From dry and cracked reservoirs in Spain to falling water levels on major arteries like the Danube, the Rhine and the Po, an unprecedented drought is afflicting nearly half of Europe. It is damaging farm economies, forcing water restrictions, causing wildfires and threatening aquatic species.
There has been no significant rainfall for almost two months in the continent’s western, central and southern regions. In typically rainy Britain, the government officially declared a drought across southern and central England on Friday amid one of the hottest and driest summers on record.
And Europe’s dry period is expected to continue in what experts say could be the worst drought in 500 years.
Climate change is exacerbating conditions as hotter temperatures speed up evaporation, thirsty plants take in more moisture and reduced snowfall in the winter limits supplies of fresh water available for irrigation in the summer. Europe isn’t alone in the crisis, with drought conditions also reported in East Africa, the western United States and northern Mexico.
BBC: Climate change: Drought highlights dangers for electricity supplies
The ongoing drought in the UK and Europe is putting electricity generation under pressure, say experts. Electricity from hydropower – which uses water to generate power – has dropped by 20% overall.

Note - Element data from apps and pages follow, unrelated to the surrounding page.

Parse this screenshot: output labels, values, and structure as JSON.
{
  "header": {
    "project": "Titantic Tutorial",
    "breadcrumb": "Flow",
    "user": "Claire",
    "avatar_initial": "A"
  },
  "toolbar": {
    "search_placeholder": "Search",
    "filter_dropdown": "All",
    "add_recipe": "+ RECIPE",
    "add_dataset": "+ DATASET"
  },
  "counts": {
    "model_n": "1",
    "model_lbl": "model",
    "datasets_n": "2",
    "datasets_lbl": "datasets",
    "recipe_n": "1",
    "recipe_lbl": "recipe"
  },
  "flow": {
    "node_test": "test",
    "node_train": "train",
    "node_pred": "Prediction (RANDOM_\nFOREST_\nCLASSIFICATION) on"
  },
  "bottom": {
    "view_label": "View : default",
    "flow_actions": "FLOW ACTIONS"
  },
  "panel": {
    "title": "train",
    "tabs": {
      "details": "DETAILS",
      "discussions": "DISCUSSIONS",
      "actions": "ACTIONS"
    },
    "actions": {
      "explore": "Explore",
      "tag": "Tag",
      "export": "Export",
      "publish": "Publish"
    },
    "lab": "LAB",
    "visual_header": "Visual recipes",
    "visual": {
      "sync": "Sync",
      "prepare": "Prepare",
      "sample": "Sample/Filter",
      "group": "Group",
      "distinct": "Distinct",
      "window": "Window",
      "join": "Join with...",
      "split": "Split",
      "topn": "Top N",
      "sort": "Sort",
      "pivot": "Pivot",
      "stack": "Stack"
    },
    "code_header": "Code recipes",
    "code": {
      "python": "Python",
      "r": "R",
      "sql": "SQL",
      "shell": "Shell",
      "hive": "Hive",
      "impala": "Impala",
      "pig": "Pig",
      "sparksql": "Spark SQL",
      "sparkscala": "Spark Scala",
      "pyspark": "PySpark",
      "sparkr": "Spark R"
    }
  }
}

And nuclear facilities, which are cooled using river water, have been restricted. There are fears that the shortfalls are a taste of what will happen in the coming winter. In the UK, high temperatures are hitting energy output from fossil, nuclear and solar sources.
That is because the technology in power plants and solar panels work much less well in high temperatures. The prolonged dry spell is putting further pressure on energy supplies as Europe scrambles for alternative sources after the Russian invasion of Ukraine.
Hydropower is an important source of energy for Europe, but the lack of water in rivers and reservoirs is now significantly reducing the ability of facilities to produce electricity. Italy gets around 1/5 of its power from hydro, but that’s fallen by around 40% in the past 12 months.
It’s a similar story in Spain, where the amount of electricity generated is down 44%, according to data from energy researchers Rystad Energy.
“Hydropower can be quite volatile, but 40% is absolutely extreme,” says Fabian Rønningen, a power analyst with Rystad. The figures are not just down in one part of Europe, he explains, but all the big hydropower-producing countries are making less now.
The exceptionally hot weather is also hitting nuclear power production, especially in France. Around half of the 56 reactors in the fleet are offline, with several affected by a systemic issue with corrosion.
Those reactors that are working are often cooled with water from rivers that are now running low, while temperatures are running high.
“Once the water in the rivers is very low and very hot, basically you have to stop cooling down nuclear power plants. That’s because the water that’s released is dangerous for fish and other species in the rivers,” said Prof Sonia Seneviratne, from ETH Zurich.
The French government is now allowing some facilities to release very warm water back into the rivers, as a temporary measure.
Telepolis (Translated): In Germany, half of the entire water usage is used to cool nuclear, coal, and natural gas plants – including a lot of water which evaporates in the process. Often the water is free.